Has the Religious Right gone green?
A federal appeals court yesterday ruled that a 43-foot cross atop Mt. Soledad near San Diego is an example of government favoritism toward one religion and is thus unconstitutional.
This may seem like a no-brainer, but, incredibly, this case has been knocking around in the courts for two decades. More remarkably, a lower court ruled in 2008 that the cross is a secular symbol that memorializes all war dead.
A new year is just getting started and Religious Right activists are already agitating for a government based on their fundamentalist Christian beliefs.
Blogger Shane Vander Hart discusses a new book by Dr. Wayne Grudem, professor of systematic theology at Phoenix Seminary, called Politics According to the Bible. In Grudem’s tome, he claims that anyone who thinks the government should exclude religion is plain wrong.

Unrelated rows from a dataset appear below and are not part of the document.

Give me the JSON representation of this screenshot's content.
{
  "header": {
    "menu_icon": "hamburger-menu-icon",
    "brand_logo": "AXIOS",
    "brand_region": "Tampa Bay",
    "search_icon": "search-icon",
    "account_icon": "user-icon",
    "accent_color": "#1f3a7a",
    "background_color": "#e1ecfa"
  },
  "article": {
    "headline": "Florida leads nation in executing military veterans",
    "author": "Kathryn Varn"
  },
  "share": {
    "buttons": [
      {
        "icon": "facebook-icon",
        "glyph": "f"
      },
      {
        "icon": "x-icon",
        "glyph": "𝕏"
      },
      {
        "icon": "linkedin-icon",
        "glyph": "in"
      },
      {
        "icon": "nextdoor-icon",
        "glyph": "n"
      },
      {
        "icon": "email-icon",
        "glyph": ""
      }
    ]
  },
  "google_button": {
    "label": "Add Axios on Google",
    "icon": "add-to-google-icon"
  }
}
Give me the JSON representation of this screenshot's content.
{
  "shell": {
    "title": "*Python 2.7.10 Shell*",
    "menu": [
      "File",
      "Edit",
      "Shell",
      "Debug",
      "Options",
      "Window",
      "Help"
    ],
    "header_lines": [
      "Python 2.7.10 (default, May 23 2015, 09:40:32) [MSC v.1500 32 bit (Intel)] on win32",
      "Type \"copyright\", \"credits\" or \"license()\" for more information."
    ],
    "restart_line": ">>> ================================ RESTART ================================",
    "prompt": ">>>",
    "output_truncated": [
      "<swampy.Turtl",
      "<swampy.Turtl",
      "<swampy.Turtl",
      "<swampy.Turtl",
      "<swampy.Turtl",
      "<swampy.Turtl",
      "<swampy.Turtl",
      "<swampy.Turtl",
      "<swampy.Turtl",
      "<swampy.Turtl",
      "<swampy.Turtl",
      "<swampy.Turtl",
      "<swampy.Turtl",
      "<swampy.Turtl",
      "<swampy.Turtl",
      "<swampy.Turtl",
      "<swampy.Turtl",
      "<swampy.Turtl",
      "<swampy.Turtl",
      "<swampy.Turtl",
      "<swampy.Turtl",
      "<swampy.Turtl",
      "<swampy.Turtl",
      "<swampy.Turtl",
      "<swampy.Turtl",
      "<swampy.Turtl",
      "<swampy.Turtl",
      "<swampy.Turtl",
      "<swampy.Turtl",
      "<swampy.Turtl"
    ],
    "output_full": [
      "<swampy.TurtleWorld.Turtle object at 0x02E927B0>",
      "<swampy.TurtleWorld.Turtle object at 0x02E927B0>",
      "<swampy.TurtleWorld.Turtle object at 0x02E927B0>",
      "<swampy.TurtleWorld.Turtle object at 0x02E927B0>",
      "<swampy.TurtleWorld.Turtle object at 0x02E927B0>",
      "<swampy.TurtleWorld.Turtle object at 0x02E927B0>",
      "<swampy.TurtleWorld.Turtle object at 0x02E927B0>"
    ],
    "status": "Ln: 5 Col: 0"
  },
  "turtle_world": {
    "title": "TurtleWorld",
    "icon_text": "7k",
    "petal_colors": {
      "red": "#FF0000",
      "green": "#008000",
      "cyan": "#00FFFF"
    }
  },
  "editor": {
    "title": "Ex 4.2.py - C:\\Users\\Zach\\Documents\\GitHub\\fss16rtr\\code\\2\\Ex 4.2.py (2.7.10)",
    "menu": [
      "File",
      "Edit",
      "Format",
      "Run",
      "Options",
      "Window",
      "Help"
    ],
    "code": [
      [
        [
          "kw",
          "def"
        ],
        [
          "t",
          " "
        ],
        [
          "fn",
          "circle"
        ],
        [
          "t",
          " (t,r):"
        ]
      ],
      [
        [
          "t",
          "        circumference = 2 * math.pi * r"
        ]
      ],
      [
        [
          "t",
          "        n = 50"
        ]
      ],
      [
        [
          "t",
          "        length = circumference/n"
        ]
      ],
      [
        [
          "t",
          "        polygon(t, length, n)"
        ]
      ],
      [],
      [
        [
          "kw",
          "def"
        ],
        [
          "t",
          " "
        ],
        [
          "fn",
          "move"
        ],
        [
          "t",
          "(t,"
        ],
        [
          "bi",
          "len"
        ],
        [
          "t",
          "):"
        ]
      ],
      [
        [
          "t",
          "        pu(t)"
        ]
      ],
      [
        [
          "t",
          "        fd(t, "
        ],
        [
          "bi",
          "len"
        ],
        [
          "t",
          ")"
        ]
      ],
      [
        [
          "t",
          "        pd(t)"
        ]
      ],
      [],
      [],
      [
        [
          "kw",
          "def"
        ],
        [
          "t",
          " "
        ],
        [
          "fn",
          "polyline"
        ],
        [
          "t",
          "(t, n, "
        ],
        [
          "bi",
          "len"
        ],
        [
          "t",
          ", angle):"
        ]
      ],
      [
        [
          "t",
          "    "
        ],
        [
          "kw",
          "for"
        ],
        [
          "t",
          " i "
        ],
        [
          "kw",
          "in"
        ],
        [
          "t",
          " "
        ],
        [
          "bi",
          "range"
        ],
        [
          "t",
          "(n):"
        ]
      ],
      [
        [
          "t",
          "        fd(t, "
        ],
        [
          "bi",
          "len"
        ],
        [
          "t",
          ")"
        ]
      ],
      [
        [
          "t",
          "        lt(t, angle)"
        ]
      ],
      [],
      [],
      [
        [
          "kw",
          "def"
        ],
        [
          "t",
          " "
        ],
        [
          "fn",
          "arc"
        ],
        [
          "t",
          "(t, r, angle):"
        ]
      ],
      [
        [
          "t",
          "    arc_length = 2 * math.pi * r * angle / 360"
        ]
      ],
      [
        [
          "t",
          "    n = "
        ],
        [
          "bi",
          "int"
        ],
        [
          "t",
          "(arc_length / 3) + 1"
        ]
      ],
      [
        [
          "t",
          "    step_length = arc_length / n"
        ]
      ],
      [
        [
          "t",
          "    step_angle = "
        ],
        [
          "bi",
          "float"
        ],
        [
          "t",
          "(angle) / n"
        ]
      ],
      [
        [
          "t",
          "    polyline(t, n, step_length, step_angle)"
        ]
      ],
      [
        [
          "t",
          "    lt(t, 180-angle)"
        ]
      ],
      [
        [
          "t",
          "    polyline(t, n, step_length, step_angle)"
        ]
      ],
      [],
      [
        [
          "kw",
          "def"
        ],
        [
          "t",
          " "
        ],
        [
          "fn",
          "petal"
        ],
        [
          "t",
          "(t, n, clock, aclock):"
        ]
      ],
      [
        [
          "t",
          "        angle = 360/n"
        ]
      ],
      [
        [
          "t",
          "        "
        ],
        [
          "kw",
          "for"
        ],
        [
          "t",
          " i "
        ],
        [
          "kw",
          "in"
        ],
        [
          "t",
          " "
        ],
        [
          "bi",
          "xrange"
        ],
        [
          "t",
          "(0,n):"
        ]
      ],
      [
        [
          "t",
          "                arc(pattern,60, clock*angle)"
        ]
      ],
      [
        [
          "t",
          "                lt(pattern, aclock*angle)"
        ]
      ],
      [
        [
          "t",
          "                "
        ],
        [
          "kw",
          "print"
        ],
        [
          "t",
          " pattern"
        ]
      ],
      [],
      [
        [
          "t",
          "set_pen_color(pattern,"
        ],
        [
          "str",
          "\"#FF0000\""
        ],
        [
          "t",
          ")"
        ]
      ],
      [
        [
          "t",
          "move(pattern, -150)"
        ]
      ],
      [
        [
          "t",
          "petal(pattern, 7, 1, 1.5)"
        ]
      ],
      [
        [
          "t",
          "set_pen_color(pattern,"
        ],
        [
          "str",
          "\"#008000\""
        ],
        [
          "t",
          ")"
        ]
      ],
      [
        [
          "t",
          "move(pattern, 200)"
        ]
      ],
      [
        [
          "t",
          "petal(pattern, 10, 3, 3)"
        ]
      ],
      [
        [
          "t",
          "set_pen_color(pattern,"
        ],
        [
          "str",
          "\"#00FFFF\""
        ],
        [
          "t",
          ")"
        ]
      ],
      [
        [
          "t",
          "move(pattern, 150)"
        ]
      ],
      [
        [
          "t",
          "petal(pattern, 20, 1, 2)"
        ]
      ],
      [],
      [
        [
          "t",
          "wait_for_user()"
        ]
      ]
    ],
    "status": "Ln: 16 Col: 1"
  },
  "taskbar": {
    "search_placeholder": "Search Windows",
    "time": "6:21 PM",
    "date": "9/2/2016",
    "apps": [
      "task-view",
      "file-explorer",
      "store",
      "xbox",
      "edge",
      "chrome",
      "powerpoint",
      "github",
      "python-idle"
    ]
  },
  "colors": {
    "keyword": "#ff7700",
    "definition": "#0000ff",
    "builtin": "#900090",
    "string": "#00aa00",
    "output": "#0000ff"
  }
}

Back in the 1980s, a number of Religious Right groups got a bright idea: Since public schools can’t legally sponsor prayer and other religious activities, perhaps it would be better to foster the creation of student-run clubs in high schools that would meet during non-instructional time to pray, read the Bible and talk about religion. A draft bill was proposed in Congress.
By Nate Hennagin
A new Gallup Poll released last week says that 40% of Americans believe in a strict creationist view of the world in which evolution did not take place and God created humans in their present form about 10,000 years ago. Among those who did not fall into that category, 38% believe that evolution did take place, but was guided by a higher power and 16% believe human life evolved without the involvement of any kind of deity.
Thomas Jefferson and the Baptists didn’t have much in common when it came to theology.
Jefferson, a deist, thought the moral teachings of Jesus were sublime, but he didn’t believe in the virgin birth, the divinity of Jesus or the inerrancy of the Bible. He thought the miracles reported in the New Testament were myths, and he considered the Christian doctrine of the Trinity incomprehensible.
Needless to say, his founding-era Baptist compatriots disagreed – to put it mildly.
In the run-up to last month’s elections, Americans United had to work overtime to combat church-based electioneering.
The Alliance Defense Fund and its allies in the Religious Right were working to persuade pastors to endorse or oppose candidates from the pulpit during Sunday services. AU repeatedly reminded pastors and congregants that such actions are a violation of federal law. Under the Internal Revenue Code, all 501(c)(3) non-profit groups are barred from intervening in campaigns by endorsing or opposing candidates.
Last night, my wife and I attended the annual winter concert at my son’s middle school. Paul plays a mean clarinet, and I was proud to see him on stage with the advanced band tooting away on a variety of songs.
The pieces were drawn from various cultures. We heard an old Russian song called “Minka’s Sleigh Ride,” a Japanese folk tune titled “Sakura, Sakura” and my personal favorite – “The Three-Minute Nutcracker,” all of your favorite numbers from the Nutcracker ballet condensed into 180 seconds.
On Saturday, the U.S. Senate voted to repeal the so-called “Don’t Ask, Don’t Tell” policy that banned openly gay and lesbian Americans from serving in the armed forces. The Religious Right is not pleased.
To hear Religious Right leaders tell it, the end is nigh. How soon before the North Koreans come rolling down Pennsylvania Avenue?
There is trouble brewing in Kentucky once again. This time, the state government plans to offer new license plates for those who want to outwardly express their belief in God.
The Kentucky Transportation Cabinet announced plans to make available two standard-issue license plates next year – the traditional one that uses the state slogan “Unbridled Spirit,” and a new one that adds the words “In God We Trust.”